Citation, of course, is the way that we tell the people reading our papers (and projects, and whatever else) where we found the information we're using, so other people can find the awesome things we found too.
The mechanics, though, get a bit messy. Between all the different kinds of citation styles, the formatting requirements, and trying to sort out how to cite less common or newly emerging formats (how do you cite a Tweet?), it can get really confusing.
Tools that can help:1) RefWorks
We subscribe to a tool called RefWorks, that will help you store resources and create a bibliography for your paper. You can get there from the library homepage by clicking the image that says RefWorks (or just going to this link.)
You will need to create an account on RefWorks before you can save any information. More help about this service can be found in our guide to RefWorks, or you can come and ask the library staff, and we'd be glad to show you around the site. RefWorks offers some good tutorials on their site as well.

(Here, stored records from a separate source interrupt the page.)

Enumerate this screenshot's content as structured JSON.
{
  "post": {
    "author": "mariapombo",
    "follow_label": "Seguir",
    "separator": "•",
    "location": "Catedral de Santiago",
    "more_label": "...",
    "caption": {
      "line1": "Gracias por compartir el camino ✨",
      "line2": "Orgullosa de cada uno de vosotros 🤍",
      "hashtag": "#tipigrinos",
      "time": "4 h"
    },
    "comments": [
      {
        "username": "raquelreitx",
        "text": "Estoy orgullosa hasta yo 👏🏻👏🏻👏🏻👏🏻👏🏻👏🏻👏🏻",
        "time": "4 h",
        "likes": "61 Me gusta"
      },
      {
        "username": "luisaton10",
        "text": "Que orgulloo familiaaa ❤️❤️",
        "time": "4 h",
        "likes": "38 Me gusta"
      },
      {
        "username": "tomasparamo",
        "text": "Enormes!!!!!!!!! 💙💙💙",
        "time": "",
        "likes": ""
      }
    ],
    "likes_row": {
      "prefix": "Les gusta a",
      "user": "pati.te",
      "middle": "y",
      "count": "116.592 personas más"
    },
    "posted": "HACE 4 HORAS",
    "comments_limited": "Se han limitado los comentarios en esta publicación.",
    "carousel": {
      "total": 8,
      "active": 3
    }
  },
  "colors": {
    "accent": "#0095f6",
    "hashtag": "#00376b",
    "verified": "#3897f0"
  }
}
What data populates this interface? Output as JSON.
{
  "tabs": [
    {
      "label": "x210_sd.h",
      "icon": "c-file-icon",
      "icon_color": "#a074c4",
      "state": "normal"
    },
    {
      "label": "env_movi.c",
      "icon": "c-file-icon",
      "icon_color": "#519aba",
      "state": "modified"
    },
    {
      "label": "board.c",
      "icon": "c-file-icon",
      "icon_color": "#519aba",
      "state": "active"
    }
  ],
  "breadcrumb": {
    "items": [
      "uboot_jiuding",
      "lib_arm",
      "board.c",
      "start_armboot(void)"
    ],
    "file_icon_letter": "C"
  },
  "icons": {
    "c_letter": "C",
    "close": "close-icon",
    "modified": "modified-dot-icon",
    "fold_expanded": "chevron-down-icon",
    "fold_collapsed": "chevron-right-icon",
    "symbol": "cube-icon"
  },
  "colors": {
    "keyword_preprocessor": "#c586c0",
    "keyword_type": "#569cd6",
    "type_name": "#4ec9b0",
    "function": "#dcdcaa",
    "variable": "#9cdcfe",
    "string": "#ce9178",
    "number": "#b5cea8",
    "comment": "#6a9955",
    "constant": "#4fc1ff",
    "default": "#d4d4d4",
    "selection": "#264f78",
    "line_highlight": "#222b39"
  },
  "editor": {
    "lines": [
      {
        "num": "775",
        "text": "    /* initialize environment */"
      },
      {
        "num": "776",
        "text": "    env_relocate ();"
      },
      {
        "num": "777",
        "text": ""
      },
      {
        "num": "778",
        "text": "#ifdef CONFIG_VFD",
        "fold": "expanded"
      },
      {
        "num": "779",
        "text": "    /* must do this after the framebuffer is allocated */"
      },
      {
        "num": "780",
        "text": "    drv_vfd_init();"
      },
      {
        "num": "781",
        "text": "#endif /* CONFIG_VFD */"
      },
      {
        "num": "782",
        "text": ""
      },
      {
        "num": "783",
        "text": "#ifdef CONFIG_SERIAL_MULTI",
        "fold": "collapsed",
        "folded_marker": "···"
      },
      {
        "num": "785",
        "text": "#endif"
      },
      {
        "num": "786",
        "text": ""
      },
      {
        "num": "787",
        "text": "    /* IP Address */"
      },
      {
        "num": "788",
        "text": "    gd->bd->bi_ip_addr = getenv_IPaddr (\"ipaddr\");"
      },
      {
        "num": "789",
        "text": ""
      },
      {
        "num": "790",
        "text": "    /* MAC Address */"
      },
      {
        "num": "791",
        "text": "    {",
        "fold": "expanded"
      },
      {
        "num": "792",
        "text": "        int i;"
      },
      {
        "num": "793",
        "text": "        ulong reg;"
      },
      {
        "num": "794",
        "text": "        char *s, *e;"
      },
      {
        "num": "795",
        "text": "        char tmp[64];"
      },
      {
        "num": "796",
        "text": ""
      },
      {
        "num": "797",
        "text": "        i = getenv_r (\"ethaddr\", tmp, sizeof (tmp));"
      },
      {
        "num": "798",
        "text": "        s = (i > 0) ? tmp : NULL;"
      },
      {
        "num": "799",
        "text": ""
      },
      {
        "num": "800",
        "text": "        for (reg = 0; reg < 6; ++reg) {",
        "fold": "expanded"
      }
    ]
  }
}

2) Help with citation styles
We have a great guide to citation styles - it's also linked from our homepage, under Research Tools.
And did you know that if you're in most of our databases, you can get a citation for most of the common styles for that article? Check the sidebar for a citation tool link, or the very bottom of the article.
3) Resources on campus
The library staff are glad to help you (and if you don't want to come into the library, check our home page and see if someone is available by chat.) You can also use the great resources at the Writing Center. They've also recently put together materials on plagiarism and citation that you might find helpful.
(Got more questions about this or these tools? Comment, and I'll pick them up next week.)